But, for the most part, they impressed on sound and matched what I experienced with the more expensive Shokz OpenFit. The only open headphones I’ve tested that do sound considerably better are the Bose Ultra Open Earbuds, which are far more expensive.

Shokz OpenFit Air review: battery life

Shokz OpenFit Air next to the charging case on a soft surface

(Image credit: Nick Harris-fry / Tom's Guide)

The Shokz OpenFit Air headphones are listed as lasting six hours on a charge, with a further 22 hours of battery in the case. A quick charge feature nets you two hours of playback from 10 minutes of charging the headphones in the case. This is the same overall battery life of 28 hours as the OpenFit, but the more expensive headphones last seven hours on a charge.

During my testing when mostly listening to podcasts the OpenFit Air would hit the battery life numbers suggested by Shokz, but if listening to music at a high volume using the bass boost EQ, the battery drained at a rate that would suggest five hours of playback rather than six. 

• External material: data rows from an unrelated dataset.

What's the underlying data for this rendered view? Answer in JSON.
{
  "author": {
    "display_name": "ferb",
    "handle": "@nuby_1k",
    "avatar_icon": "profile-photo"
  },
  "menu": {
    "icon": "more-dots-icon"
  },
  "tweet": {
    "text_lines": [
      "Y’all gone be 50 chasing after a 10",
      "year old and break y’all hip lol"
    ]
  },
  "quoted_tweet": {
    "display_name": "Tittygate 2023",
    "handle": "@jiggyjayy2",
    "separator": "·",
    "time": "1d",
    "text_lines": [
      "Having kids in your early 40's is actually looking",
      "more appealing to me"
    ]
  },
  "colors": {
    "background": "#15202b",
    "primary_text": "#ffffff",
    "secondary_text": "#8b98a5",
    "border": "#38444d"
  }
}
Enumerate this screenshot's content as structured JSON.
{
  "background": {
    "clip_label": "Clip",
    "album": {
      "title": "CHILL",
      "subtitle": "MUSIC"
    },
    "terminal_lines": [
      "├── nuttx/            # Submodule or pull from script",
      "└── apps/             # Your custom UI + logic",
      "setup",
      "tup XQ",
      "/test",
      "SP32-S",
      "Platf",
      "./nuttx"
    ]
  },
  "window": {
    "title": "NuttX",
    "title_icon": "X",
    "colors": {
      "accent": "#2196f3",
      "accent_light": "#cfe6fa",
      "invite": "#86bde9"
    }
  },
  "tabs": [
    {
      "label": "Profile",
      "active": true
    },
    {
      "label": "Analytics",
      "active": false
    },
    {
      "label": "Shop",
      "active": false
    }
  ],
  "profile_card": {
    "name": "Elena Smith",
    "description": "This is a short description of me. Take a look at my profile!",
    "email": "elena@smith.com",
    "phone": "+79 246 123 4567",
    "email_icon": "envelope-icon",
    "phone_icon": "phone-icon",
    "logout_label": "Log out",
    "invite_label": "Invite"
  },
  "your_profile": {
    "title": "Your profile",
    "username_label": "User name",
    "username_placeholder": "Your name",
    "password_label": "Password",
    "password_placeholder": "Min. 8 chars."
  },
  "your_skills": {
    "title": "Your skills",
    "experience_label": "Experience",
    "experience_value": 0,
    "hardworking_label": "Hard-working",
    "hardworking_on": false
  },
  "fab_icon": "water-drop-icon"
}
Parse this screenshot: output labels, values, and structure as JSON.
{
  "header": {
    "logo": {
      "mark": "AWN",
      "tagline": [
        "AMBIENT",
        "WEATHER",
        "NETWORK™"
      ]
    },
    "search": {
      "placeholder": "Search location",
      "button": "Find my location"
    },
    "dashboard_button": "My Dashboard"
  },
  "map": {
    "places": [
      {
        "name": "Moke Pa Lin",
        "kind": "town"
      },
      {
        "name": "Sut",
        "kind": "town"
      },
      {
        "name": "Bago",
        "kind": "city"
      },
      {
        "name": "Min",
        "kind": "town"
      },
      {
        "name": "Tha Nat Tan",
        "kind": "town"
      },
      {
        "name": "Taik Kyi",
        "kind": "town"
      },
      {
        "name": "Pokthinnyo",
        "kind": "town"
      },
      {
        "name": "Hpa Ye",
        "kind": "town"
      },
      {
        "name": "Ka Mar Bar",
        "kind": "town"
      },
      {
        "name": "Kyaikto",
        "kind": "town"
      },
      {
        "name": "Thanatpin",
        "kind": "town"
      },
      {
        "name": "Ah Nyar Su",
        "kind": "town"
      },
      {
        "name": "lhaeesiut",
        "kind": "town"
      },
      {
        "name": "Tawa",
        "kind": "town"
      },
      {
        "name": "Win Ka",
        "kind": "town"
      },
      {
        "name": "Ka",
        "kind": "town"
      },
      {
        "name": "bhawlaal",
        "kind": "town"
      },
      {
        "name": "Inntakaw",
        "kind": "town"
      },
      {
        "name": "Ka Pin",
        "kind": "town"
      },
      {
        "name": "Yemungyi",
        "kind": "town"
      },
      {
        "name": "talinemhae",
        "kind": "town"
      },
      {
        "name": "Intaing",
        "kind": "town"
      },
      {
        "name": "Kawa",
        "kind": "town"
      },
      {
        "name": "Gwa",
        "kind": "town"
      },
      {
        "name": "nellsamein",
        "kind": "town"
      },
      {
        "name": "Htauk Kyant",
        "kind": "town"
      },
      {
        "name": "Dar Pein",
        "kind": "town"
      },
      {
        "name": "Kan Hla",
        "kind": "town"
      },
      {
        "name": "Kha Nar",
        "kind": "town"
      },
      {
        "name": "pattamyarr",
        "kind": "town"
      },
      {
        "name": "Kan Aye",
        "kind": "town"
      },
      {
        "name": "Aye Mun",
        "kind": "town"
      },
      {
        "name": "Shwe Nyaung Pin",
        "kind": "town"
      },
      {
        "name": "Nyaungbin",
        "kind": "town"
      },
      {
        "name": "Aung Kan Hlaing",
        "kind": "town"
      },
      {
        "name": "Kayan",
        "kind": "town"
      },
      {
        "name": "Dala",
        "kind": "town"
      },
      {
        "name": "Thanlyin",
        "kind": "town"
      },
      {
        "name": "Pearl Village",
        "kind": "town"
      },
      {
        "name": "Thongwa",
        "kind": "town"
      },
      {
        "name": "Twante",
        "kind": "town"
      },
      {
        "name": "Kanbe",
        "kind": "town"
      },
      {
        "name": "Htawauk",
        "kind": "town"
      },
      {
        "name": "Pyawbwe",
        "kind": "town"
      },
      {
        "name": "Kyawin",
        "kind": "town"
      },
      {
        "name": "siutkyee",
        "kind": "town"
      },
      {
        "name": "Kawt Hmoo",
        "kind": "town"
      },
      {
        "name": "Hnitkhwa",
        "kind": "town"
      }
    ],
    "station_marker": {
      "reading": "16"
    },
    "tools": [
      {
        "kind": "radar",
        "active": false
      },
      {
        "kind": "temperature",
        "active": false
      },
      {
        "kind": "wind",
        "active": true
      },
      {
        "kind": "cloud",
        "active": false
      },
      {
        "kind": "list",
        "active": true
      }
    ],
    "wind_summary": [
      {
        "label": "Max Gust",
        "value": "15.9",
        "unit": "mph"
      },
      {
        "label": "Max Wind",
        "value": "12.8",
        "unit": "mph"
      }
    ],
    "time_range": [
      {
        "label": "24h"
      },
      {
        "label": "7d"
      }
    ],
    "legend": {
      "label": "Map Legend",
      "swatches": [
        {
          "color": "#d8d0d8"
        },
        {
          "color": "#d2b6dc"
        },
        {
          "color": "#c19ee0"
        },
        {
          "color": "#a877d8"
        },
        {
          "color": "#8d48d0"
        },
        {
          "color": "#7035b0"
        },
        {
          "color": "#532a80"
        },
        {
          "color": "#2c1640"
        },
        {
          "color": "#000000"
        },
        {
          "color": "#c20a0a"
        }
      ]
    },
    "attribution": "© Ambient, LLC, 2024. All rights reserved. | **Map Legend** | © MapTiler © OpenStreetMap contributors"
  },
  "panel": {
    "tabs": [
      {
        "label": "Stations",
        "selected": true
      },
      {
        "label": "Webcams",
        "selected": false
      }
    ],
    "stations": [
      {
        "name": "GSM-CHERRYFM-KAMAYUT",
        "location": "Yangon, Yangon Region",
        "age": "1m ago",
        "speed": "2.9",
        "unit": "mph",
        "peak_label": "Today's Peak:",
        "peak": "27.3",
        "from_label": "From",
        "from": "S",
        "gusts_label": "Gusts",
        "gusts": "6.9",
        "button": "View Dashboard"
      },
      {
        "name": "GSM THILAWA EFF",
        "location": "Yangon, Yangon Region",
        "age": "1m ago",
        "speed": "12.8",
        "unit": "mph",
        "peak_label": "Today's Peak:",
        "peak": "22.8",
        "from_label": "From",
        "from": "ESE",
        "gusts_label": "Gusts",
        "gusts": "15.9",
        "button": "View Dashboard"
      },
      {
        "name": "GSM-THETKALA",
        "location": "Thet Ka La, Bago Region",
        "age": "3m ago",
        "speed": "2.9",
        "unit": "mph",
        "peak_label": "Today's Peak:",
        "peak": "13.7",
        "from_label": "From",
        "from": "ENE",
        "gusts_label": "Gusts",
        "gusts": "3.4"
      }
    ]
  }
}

The case is not particularly small, but you can put it into a running belt or backpack, or the pocket of a cycling jersey if you’re heading out for very long activities and want to be able to charge the headphones along the way.

Should you buy the Shokz OpenFit Air?

The Shokz OpenFit Air are excellent open headphones and offer better value than most alternatives in their category, including the Shokz OpenFit, which I would not say are a worthwhile upgrade on the OpenFit given how similar the two sets of headphones are.

One possible upgrade worth making is to the Bose Ultra Open Earbuds, which offer better sound quality and an impressively comfortable design, but the Bose buds are a lot more expensive.

Those seeking even better value might find it with the 1MORE Fit SE S30 open headphones, which are just $70 and have a comfortable and secure fit for sports, though I preferred the fit and sound quality of the OpenFit Air in my testing.

Nick Harris-fry
Senior Writer

Nick Harris-fry is an experienced health and fitness journalist, writing professionally since 2012. He spent nine years working on the Coach magazine and website before moving to the fitness team at Tom’s Guide in 2024. Nick is a keen runner and also the founder of YouTube channel The Run Testers, which specialises in reviewing running shoes, watches, headphones and other gear.

Nick ran his first marathon in 2016 after six weeks of training for a magazine feature and subsequently became obsessed with the sport. He now has PBs of 2hr 27min for the marathon and 15min 30sec for 5K, and has run 13 marathons in total, as well as a 50-mile ultramarathon.

He runs 50-80 miles a week and races regularly with his club, which gives him a lot of opportunity to test out running gear: he has tested and reviewed hundreds of pairs of running shoes, as well as fitness trackers, running watches, sports headphones, treadmills, and all manner of other kit. Nick is also a qualified Run Leader in the UK.